logo

Animation: Signal Transduction Pathways

by Pearson
4 views
Was this helpful ?
0
Receptors that are plasma membrane proteins usually affect the cell through multistep signal transduction pathways. These pathways allow for amplification of signals and signal coordination and regulation. Signal transduction often involves small molecules called second messengers and protein phosphorylation by enzymes called protein kinases. Second messengers are small nonprotein molecules that act as intermediaries in signal transmission. Two important second messengers are cyclic AMP, abbreviated cAMP, and calcium ions. Both of these second messengers participate in pathways initiated by both G protein-coupled receptors and receptor tyrosine kinases, but we're showing only one example for each second messenger. Let’s see how cyclic AMP acts as a second messenger in signal transduction. In this example, epinephrine, a water-soluble hormone, acts as the first messenger. An epinephrine molecule docks with a G protein-coupled receptor, which activates a G protein that activates the enzyme adenylyl cyclase. Adenylyl cyclase converts ATP into cyclic AMP, which quickly diffuses through the cell and acts as a second messenger, triggering further steps in the signaling pathway. In this example, cAMP is shown activating a protein kinase. Calcium ions also act as second messengers in signal transduction pathways. This time we will show a receptor tyrosine kinase, but G protein-coupled receptors can also initiate this pathway. The signaling molecule docks with the receptor, which activates an enzyme called phospholipase C. This activated enzyme cleaves a small molecule called inositol trisphosphate, abbreviated IP3, from a certain kind of membrane phospholipid. IP3 docks with an IP3-gated calcium channel in the membrane of the endoplasmic reticulum. The channel opens, releasing calcium ions into the cytoplasm, where they activate enzymes that carry out a cellular response. Now let's look at the role of protein kinases in a signal transduction pathway. A signaling molecule binds to a receptor and initiates a signal transduction pathway. In this example, cyclic AMP is generated and activates the first protein kinase. A protein kinase catalyzes the transfer of phosphate groups from ATP to another protein. The protein that gets activated is usually also a protein kinase, which may act on still another protein kinase. One kinase may activate many molecules of the next kinase in the chain, thus amplifying the signal. The last kinase then activates many molecules of the protein that carries out the final cellular response.

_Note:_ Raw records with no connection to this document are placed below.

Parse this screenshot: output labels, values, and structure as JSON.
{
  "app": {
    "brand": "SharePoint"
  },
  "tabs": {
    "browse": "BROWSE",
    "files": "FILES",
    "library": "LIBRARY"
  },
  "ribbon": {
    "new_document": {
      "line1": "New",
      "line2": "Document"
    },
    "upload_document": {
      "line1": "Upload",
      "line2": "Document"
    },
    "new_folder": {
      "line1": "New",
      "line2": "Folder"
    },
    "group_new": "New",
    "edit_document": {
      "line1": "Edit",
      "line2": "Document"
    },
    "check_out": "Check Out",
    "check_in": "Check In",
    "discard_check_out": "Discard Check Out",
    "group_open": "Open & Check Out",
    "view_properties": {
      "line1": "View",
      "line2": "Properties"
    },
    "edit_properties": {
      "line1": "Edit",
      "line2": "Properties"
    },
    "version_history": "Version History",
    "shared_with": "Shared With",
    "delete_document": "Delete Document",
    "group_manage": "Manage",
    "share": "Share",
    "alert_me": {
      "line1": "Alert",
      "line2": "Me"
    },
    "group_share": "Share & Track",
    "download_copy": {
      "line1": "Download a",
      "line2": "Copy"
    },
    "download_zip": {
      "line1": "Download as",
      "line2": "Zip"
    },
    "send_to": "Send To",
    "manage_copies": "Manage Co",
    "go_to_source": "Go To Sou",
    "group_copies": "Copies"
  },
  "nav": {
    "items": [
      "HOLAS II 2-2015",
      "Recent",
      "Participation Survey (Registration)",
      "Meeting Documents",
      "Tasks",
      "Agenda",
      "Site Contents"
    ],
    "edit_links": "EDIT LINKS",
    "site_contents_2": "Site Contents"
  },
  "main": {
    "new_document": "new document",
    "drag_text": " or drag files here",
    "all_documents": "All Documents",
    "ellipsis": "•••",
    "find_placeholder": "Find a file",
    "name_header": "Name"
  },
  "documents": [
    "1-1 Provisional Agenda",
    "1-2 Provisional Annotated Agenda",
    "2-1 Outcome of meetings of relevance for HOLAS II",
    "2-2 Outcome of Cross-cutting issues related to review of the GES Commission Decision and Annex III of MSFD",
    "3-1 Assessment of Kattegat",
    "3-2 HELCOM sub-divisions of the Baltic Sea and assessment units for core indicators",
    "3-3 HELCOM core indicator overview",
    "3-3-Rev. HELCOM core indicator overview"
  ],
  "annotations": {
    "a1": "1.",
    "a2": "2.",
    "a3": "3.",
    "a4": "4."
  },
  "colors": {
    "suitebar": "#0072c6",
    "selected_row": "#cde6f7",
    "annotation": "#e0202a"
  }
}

Receptors that are plasma membrane proteins usually affect the cell through multistep signal transduction pathways. These pathways allow for amplification of signals and signal coordination and regulation. Signal transduction often involves small molecules called second messengers and protein phosphorylation by enzymes called protein kinases. Second messengers are small nonprotein molecules that act as intermediaries in signal transmission. Two important second messengers are cyclic AMP, abbreviated cAMP, and calcium ions. Both of these second messengers participate in pathways initiated by both G protein-coupled receptors and receptor tyrosine kinases, but we're showing only one example for each second messenger. Let’s see how cyclic AMP acts as a second messenger in signal transduction. In this example, epinephrine, a water-soluble hormone, acts as the first messenger. An epinephrine molecule docks with a G protein-coupled receptor, which activates a G protein that activates the enzyme adenylyl cyclase. Adenylyl cyclase converts ATP into cyclic AMP, which quickly diffuses through the cell and acts as a second messenger, triggering further steps in the signaling pathway. In this example, cAMP is shown activating a protein kinase. Calcium ions also act as second messengers in signal transduction pathways. This time we will show a receptor tyrosine kinase, but G protein-coupled receptors can also initiate this pathway. The signaling molecule docks with the receptor, which activates an enzyme called phospholipase C. This activated enzyme cleaves a small molecule called inositol trisphosphate, abbreviated IP3, from a certain kind of membrane phospholipid. IP3 docks with an IP3-gated calcium channel in the membrane of the endoplasmic reticulum. The channel opens, releasing calcium ions into the cytoplasm, where they activate enzymes that carry out a cellular response. Now let's look at the role of protein kinases in a signal transduction pathway. A signaling molecule binds to a receptor and initiates a signal transduction pathway. In this example, cyclic AMP is generated and activates the first protein kinase. A protein kinase catalyzes the transfer of phosphate groups from ATP to another protein. The protein that gets activated is usually also a protein kinase, which may act on still another protein kinase. One kinase may activate many molecules of the next kinase in the chain, thus amplifying the signal. The last kinase then activates many molecules of the protein that carries out the final cellular response.